While the House passed it well above the two-thirds margin needed to override a veto, the Senate about a month ago passed it just above the majority. However, 11 did not vote on that occasion so the five extra votes to get to 26 of 39 favoring are probably there. Still, this was without the House provision which could cost some Senate votes over budget concerns.
Given these dynamics, probably the best outcome for which Jindal can hope is 25 or fewer senators to pass; it seems unlikely that anything but concurrence will occur because that would stall the bill too long for a regular session override attempt to happen if needed. This would increase his confidence that a veto would stick and make it more likely to come. If a few more than that, he still might try it after doing some arm-twisting in the senior chamber to discourage an override.
Yet if many more, Jindal may have to suck it up and sign. But if nothing else is done about the budget to allow the created hole to stay – or even if it is dealt with –
there’s one more thing he can do to salvage something politically. Whether the hole exists, he can use his line item veto power to knock out member’s favored amendments to the tune of about $13.6 million, as presently around $11 million of these requests are present and the Senate will add significantly more.
Not every legislator has been able to plug a district project into HB 1 and some of them will have opposed SB 407. Regardless, enough should be there for Jindal to claim he is making these vetoes either to balance the budget or for some higher cause, such as getting money released now to parishes to fight oil spills, to cushion for hard times ahead, or things like that. Thus, Jindal would make legislators pay a political cost for complicating his life and making him look like a heavy.
This would dare the Legislature to come back for a veto session to undo his potentially dozens of vetoes – a staredown he is likely to win. Imagine public reaction to legislators adding hundreds of thousands of dollars of costs to a strapped state to allow them to approve of “pork” and “slush.” Especially if only some legislators’ projects got cut – maybe longtime antagonists of Jindal’s – getting a majority to call for such a session might be difficult. Perhaps even as I type this, communiqués emanate from the fourth floor of the Capitol to select senators outlining such a scenario to head off the bill even getting this far.

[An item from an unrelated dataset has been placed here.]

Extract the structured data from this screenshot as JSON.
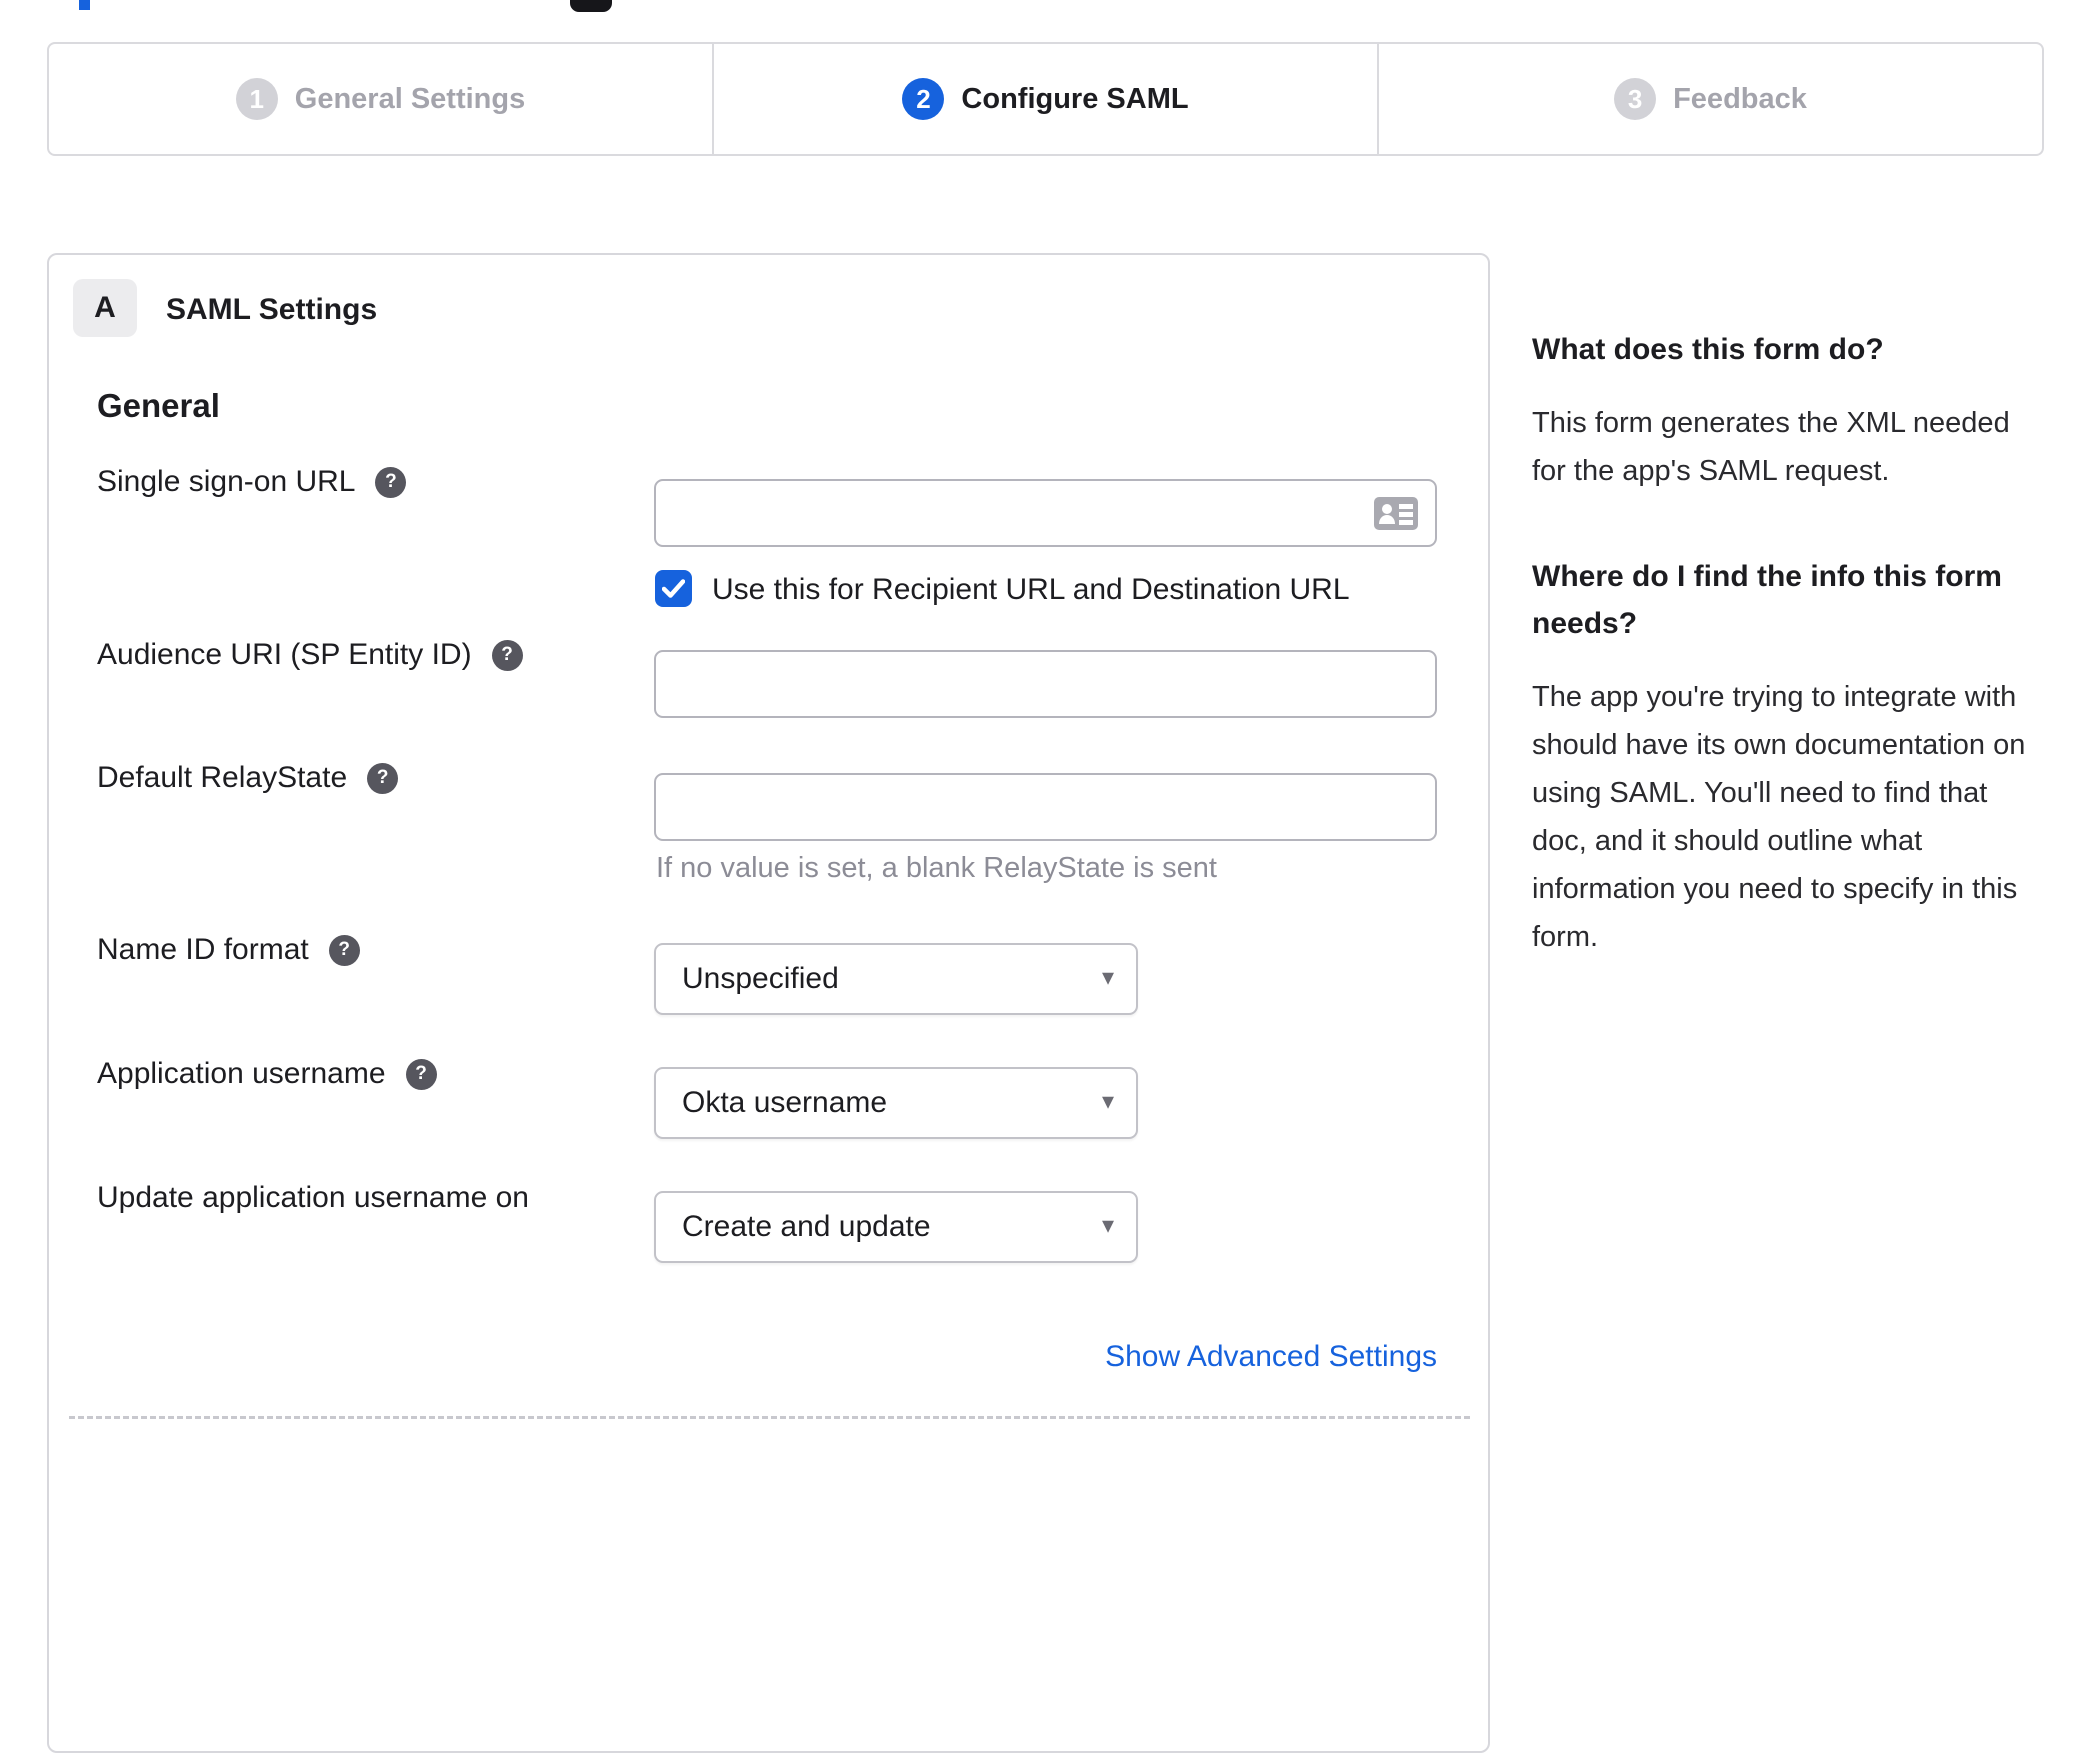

Since the Legislature never took up the serious aspects of the issue, on it now we can sit back and watch the circus-like political antics take the center ring over the next two weeks, and lament the lost opportunity for a real debate.